Anita Hill's testimony during the Clarence Thomas' Supreme Court confirmation hearings motivated presidential hopeful Amy Klobuchar to become involved in politics, the senator said Sunday.

"I was a young lawyer when this happened, and I remember being captivated by [Hill], watching every moment of that hearing, never thinking I'd end up on the Senate Judiciary Committee," the Minnesota Democrat said on NBC's "Meet the Press."

Klobuchar recalled she wrote her first letter to her senator asking him to vote against the confirmation of Thomas, whom Hill had accused of sexual misconduct.

"I wrote a letter saying: 'I want you to vote against Clarence Thomas. I believe in Anita Hill,'" Klobuchar told NBC's Andrea Mitchell.

Klobuchar said she and "so many other women" were motivated by Hill to enter politics. "And now, we go from zero women on that Judiciary Committee to six," the senator said.

Former Vice President Joe Biden, who chaired the Senate Judiciary Committee during Thomas' confirmation hearings, will have to "continue to address" Hill throughout the campaign for the Democratic presidential nomination, Klobuchar told Mitchell.

On Friday, Biden said on ABC's "The View" he didn't think he had treated Hill badly. "I did everything in my power to do what I thought was within the rules," he said.

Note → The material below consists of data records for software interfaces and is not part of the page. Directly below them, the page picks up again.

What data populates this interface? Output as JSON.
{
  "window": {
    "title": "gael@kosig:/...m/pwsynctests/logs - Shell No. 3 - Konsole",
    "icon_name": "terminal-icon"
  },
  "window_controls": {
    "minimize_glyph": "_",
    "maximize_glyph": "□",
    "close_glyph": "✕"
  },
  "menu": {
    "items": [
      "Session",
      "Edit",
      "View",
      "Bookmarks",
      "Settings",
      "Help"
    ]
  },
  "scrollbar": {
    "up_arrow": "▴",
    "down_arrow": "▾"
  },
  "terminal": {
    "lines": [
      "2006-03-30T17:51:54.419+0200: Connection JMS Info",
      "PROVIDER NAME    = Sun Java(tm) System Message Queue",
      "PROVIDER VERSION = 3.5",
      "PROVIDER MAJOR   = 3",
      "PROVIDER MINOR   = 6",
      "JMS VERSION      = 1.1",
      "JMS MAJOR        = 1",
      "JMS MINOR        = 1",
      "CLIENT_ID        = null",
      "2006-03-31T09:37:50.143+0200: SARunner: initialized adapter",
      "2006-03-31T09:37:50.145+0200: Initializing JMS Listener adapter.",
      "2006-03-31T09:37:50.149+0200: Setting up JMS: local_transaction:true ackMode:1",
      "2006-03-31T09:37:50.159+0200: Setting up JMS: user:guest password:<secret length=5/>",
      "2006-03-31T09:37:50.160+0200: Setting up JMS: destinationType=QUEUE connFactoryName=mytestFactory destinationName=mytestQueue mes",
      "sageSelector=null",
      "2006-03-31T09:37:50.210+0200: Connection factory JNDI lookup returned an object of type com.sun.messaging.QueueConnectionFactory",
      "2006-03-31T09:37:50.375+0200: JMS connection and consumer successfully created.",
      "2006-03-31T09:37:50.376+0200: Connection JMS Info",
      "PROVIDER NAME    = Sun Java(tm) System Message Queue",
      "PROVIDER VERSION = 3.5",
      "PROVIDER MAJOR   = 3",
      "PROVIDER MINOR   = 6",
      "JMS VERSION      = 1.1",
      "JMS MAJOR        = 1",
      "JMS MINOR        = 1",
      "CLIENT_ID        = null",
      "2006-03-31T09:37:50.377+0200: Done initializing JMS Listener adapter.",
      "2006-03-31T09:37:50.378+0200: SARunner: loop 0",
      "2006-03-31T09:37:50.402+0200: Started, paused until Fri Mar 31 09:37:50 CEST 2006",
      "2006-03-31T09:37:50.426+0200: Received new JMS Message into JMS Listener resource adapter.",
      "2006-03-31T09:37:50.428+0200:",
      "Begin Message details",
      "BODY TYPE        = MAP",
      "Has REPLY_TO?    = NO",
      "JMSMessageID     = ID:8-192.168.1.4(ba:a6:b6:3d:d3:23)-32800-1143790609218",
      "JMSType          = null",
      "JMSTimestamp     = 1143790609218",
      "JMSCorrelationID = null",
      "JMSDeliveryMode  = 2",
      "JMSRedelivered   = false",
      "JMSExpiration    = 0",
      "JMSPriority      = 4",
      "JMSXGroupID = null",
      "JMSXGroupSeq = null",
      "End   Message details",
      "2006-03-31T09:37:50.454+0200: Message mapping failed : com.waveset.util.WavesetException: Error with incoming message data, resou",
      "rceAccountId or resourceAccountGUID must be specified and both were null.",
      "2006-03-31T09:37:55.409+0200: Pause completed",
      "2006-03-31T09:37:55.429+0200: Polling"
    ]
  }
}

But in an interview with The New York Times, Hill said that Biden needs to apologize and that a phone call he had with her before officially launching his campaign was an inadequate response to his role in the hearings.